She said that the geodome teaches students to "take care of our earth," referencing Pope Francis's 2015 environmentalist encyclical "Laudato si'." It also allows the students to grow food for those in need, living up to the mission of the school's sponsors, the Sisters of Notre Dame de Namur.

"We know that there's a lot of food insecurity locally around us," Flynn said, "and we have a ton of committed faculty, staff, and students who really want to look at doing community service."

Notre Dame Academy's long-term goal is to feed 5,000 people a year with food grown inside the geodome. Currently, the geodome grows cantaloupes, peppers, potatoes, and tomatoes, among other crops.

"They're really sweet," Deignan said as she enjoyed yellow tomatoes fresh off the vine. "So delicious."

Besides food, the geodome grows marigolds, zinnias, tulips, and sunflowers, which students plant around campus.

Deignan said that the geodome "brings God's goodness into the world," and teaches students to do the same.

Notre Dame students learn to conserve resources by collecting seeds from the crops they grow.

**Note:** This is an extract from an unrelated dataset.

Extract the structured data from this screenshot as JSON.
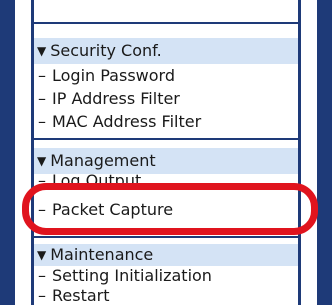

Last year's pumpkin seeds grew into this year's pumpkins, and kindergarteners collected seeds from this year's pumpkins in order to grow next year's.

"We want every student to be involved," Pacifico said, "from pre-K all the way to the high school."

The current system of watering the geodome is "inefficient," according to Flynn, so the ninth-grade STEM students are brainstorming better watering systems. Thanks to the geodome, the seventh-grade science class now has a much greater focus on environmental studies. Environmental science students make dirt from the geodome into clay, which the art students make into pottery (it helps that the environmental science teacher and the art teacher are the same person).

"For our staff," Rice said, "it's created this spark of 'This is cool, but what could I do with it?'"

In the spring, the school will sell dinnerware created by the art students to raise money for the Merrimack Valley Food Bank.

"They all have a role in a small way," Deignan said, "and it's a great way for them to see that their community together makes great strides in feeding the hungry."